  • If you need to install a program, make sure that you install it from the vendor’s actual site, not one that looks like it. And beware of add-in programs that come with an update. Adobe is a place where you will get additional programs when you try to install an update. Watch for those pre-selected check boxes for additional browser plugins or other programs. If you need to get an Adobe update, then do it, but don’t get all the extra stuff they try to force on you.

We’ve had other posts on how to keep your computer safe. Here’s the quick list.

  • Do the Windows Updates.
  • Make sure your antivirus is current.
  • Install Windows Security Essentials anti-virus program (pre-Windows 8; it’s built into Windows 8).
  • Install the free Personal Software Inspector program from Secunia to keep your other programs current.
  • Uninstall Java (unless you are sure that you need it).
  • Don’t use the same password on multiple sites.
  • Make sure your password is complex and hard to guess.
  • Don’t do financial transactions at a public Wi-Fi spot.
  • Be careful of public WiFi spots.
  • Don’t click on popups.
  • Do backups (I use an automated backup-to-the-cloud service – Carbonite).

With a bit of effort, you can keep your computer clean. And make your browsing life much simpler.

iDevice Ransom

The reports of ‘ransom’ locking of iDevices from Australia are starting to spread to other countries, including the US. The process involves locking your phone as if you had reported it stolen. The attacker changes the access PIN on your phone, and asks for $100 (US/Euro) to unlock.

One clear explanation is here http://www.symantec.com/connect/blogs/apple-ids-compromised-iphones-ipads-and-macs-locked-held-ransom .

Any iDevice user (not just iPhone) should immediately change the password on their Apple account, and also change the access lock code on their device. The above article has good advice on what to do to prevent the attack.

Heartbleed Thoughts – and a Phishing Warning

There is lots of noise on the interwebs about the Heartbleed vulnerability. Here’s my thoughts on the whole thing, in no particular order:>

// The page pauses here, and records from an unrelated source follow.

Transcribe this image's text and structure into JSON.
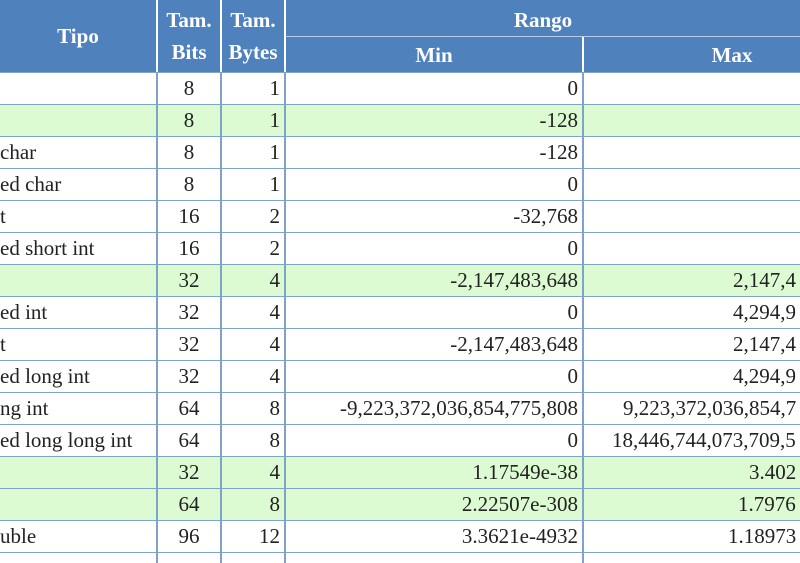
{
  "header": {
    "tipo": "Tipo",
    "tam_bits_1": "Tam.",
    "tam_bits_2": "Bits",
    "tam_bytes_1": "Tam.",
    "tam_bytes_2": "Bytes",
    "rango": "Rango",
    "min": "Min",
    "max": "Max"
  },
  "colors": {
    "header_bg": "#4f81bd",
    "highlight_bg": "#dcfbd2",
    "grid_line": "#7fa3c9"
  },
  "rows": [
    {
      "tipo": "",
      "bits": "8",
      "bytes": "1",
      "min": "0",
      "max": "",
      "highlight": false
    },
    {
      "tipo": "",
      "bits": "8",
      "bytes": "1",
      "min": "-128",
      "max": "",
      "highlight": true
    },
    {
      "tipo": "char",
      "bits": "8",
      "bytes": "1",
      "min": "-128",
      "max": "",
      "highlight": false
    },
    {
      "tipo": "ed char",
      "bits": "8",
      "bytes": "1",
      "min": "0",
      "max": "",
      "highlight": false
    },
    {
      "tipo": "t",
      "bits": "16",
      "bytes": "2",
      "min": "-32,768",
      "max": "",
      "highlight": false
    },
    {
      "tipo": "ed short int",
      "bits": "16",
      "bytes": "2",
      "min": "0",
      "max": "",
      "highlight": false
    },
    {
      "tipo": "",
      "bits": "32",
      "bytes": "4",
      "min": "-2,147,483,648",
      "max": "2,147,4",
      "highlight": true
    },
    {
      "tipo": "ed int",
      "bits": "32",
      "bytes": "4",
      "min": "0",
      "max": "4,294,9",
      "highlight": false
    },
    {
      "tipo": "t",
      "bits": "32",
      "bytes": "4",
      "min": "-2,147,483,648",
      "max": "2,147,4",
      "highlight": false
    },
    {
      "tipo": "ed long int",
      "bits": "32",
      "bytes": "4",
      "min": "0",
      "max": "4,294,9",
      "highlight": false
    },
    {
      "tipo": "ng int",
      "bits": "64",
      "bytes": "8",
      "min": "-9,223,372,036,854,775,808",
      "max": "9,223,372,036,854,7",
      "highlight": false
    },
    {
      "tipo": "ed long long int",
      "bits": "64",
      "bytes": "8",
      "min": "0",
      "max": "18,446,744,073,709,5",
      "highlight": false
    },
    {
      "tipo": "",
      "bits": "32",
      "bytes": "4",
      "min": "1.17549e-38",
      "max": "3.402",
      "highlight": true
    },
    {
      "tipo": "",
      "bits": "64",
      "bytes": "8",
      "min": "2.22507e-308",
      "max": "1.7976",
      "highlight": true
    },
    {
      "tipo": "uble",
      "bits": "96",
      "bytes": "12",
      "min": "3.3621e-4932",
      "max": "1.18973",
      "highlight": false
    }
  ]
}
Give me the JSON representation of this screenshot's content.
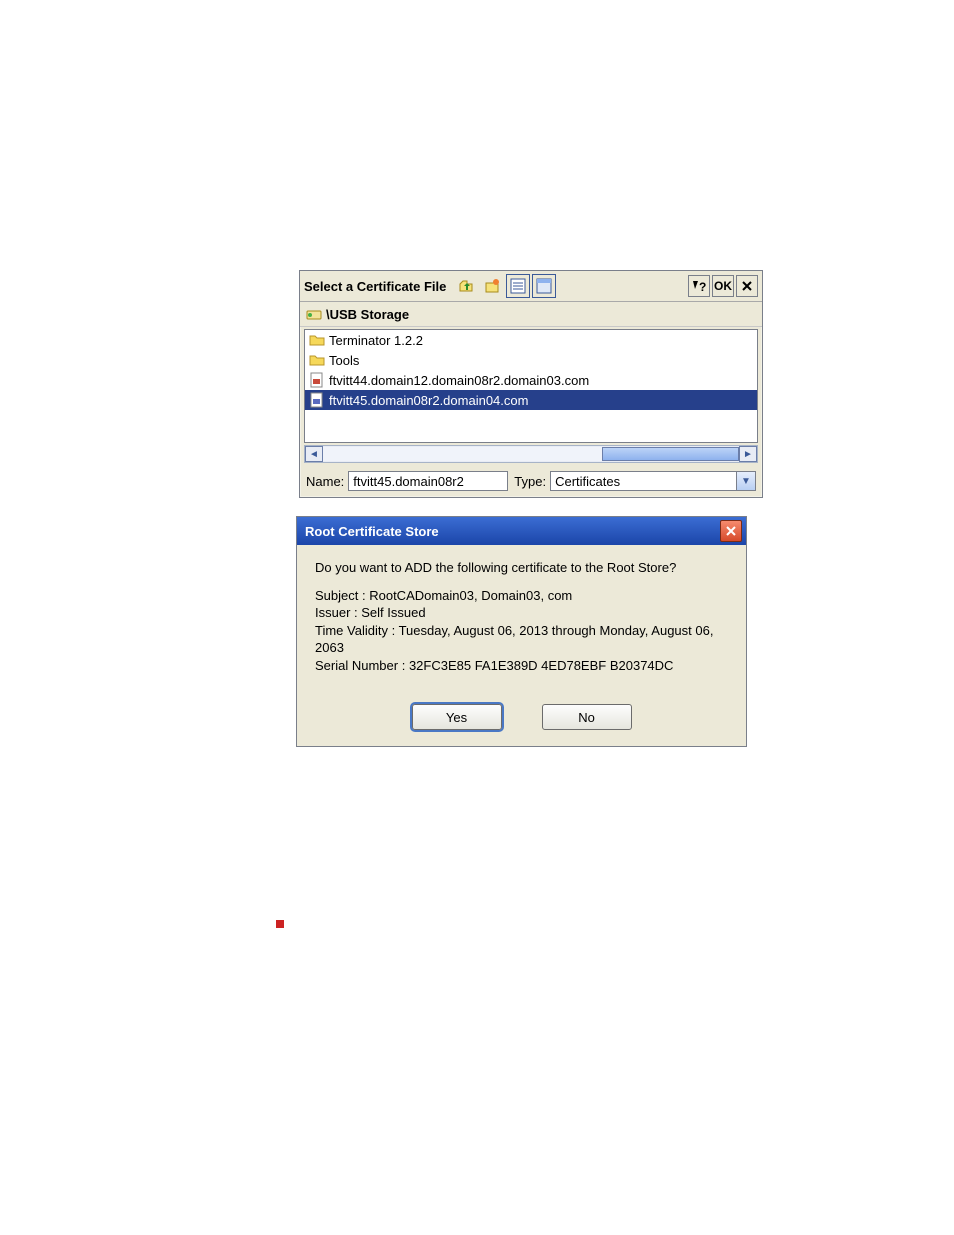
{
  "file_dialog": {
    "title": "Select a Certificate File",
    "ok_label": "OK",
    "help_label": "?",
    "path_label": "\\USB Storage",
    "items": [
      {
        "name": "Terminator 1.2.2",
        "type": "folder"
      },
      {
        "name": "Tools",
        "type": "folder"
      },
      {
        "name": "ftvitt44.domain12.domain08r2.domain03.com",
        "type": "file"
      },
      {
        "name": "ftvitt45.domain08r2.domain04.com",
        "type": "file",
        "selected": true
      }
    ],
    "name_label": "Name:",
    "name_value": "ftvitt45.domain08r2",
    "type_label": "Type:",
    "type_value": "Certificates"
  },
  "confirm": {
    "title": "Root Certificate Store",
    "question": "Do you want to ADD the following certificate to the Root Store?",
    "subject_label": "Subject :",
    "subject_value": "RootCADomain03, Domain03, com",
    "issuer_label": "Issuer :",
    "issuer_value": "Self Issued",
    "validity_label": "Time Validity :",
    "validity_value": "Tuesday, August 06, 2013 through Monday, August 06, 2063",
    "serial_label": "Serial Number :",
    "serial_value": "32FC3E85 FA1E389D 4ED78EBF B20374DC",
    "yes_label": "Yes",
    "no_label": "No"
  }
}
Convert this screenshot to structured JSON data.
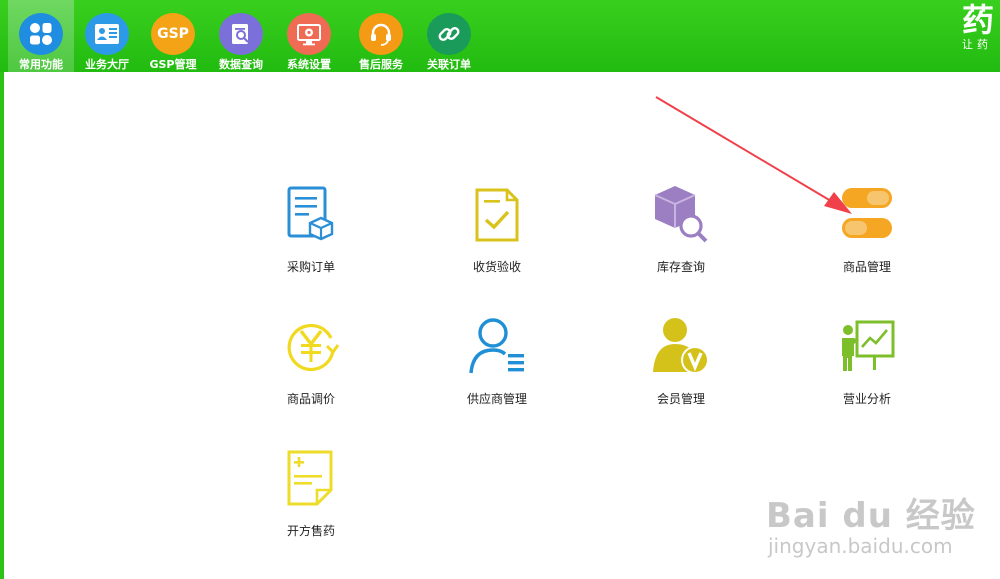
{
  "nav": {
    "tabs": [
      {
        "label": "常用功能",
        "color": "#1f8de0"
      },
      {
        "label": "业务大厅",
        "color": "#2c9ae6"
      },
      {
        "label": "GSP管理",
        "color": "#f5a316"
      },
      {
        "label": "数据查询",
        "color": "#7b6fd9"
      },
      {
        "label": "系统设置",
        "color": "#f06b54"
      },
      {
        "label": "售后服务",
        "color": "#f59a14"
      },
      {
        "label": "关联订单",
        "color": "#1a9b5a"
      }
    ],
    "gsp_text": "GSP"
  },
  "brand": {
    "big": "药",
    "small": "让药"
  },
  "features": [
    {
      "label": "采购订单",
      "color": "#2a8fd6"
    },
    {
      "label": "收货验收",
      "color": "#d9c21a"
    },
    {
      "label": "库存查询",
      "color": "#9b7fc2"
    },
    {
      "label": "商品管理",
      "color": "#f5a623"
    },
    {
      "label": "商品调价",
      "color": "#f0d91e"
    },
    {
      "label": "供应商管理",
      "color": "#1f8fd6"
    },
    {
      "label": "会员管理",
      "color": "#d4c21a"
    },
    {
      "label": "营业分析",
      "color": "#7cbf2a"
    },
    {
      "label": "开方售药",
      "color": "#eedc2a"
    }
  ],
  "watermark": {
    "main": "Bai du 经验",
    "sub": "jingyan.baidu.com"
  },
  "annotation": {
    "arrow_color": "#f0404a"
  }
}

  •  This vulnerability has been around for two years, I believe. And there is no logging available that would tell you that you or a web site got attacked.
  •  The Internet Storm Center (isc.sans.org) guys did raise their alert level to yellow, and strongly encouraged all site administrators to check and fix. But that applies to site administrators, not to “Aunt Minnie”.
  •  Media reports that tell you you must change all your passwords immediately are overblown. Although a good idea to reset passwords occasionally, it might be better to wait on that for a few days. Of course, when you reset your password, don’t use the same one as on other sites.
  •  ‘Watchful Waiting’ is probably the best action for individual users to take now. People should watch their financial accounts, perhaps change their passwords in a few days (which will let sites remediate as needed). And make sure that you don’t share credentials (user/pass) between sites.
  •  it is probably good that site owners make sure their sites are not vulnerable, and patch accordingly.

But there is some excitability going on, and perhaps the risk to the user is not as great as the media would make it seem.

Here’s what I think:  *If* a site was vulnerable, and *if* you logged into that system, and *if* an evildoer did the attack after you logged in, then you *might* have your credentials stolen. And *if* you changed your password on a vulnerable site during an attack, your credentials *might* be compromised. But that is a lot of *if’s* to worry about.

Although the “Heartbleed” thing is a risk, my view is “Watchful Waiting” is a good idea, but “Don’t Panic”.

Now, you may start seeing some “Heartbleed Phishing” emails, with some dire warnings and helpful links for you to click on to ‘help’ you reset your password. In general, it is not a good idea to click on a link in an email, even if it looks legitimate. If you want to reset your password on a site, then go there by manually typing in the site link, logging in, and then change your password. Don’t click on those helpful links in any email.

In the meantime, since you are practicing Safe Computing (see here for some hints). Don’t Panic; just be careful out there.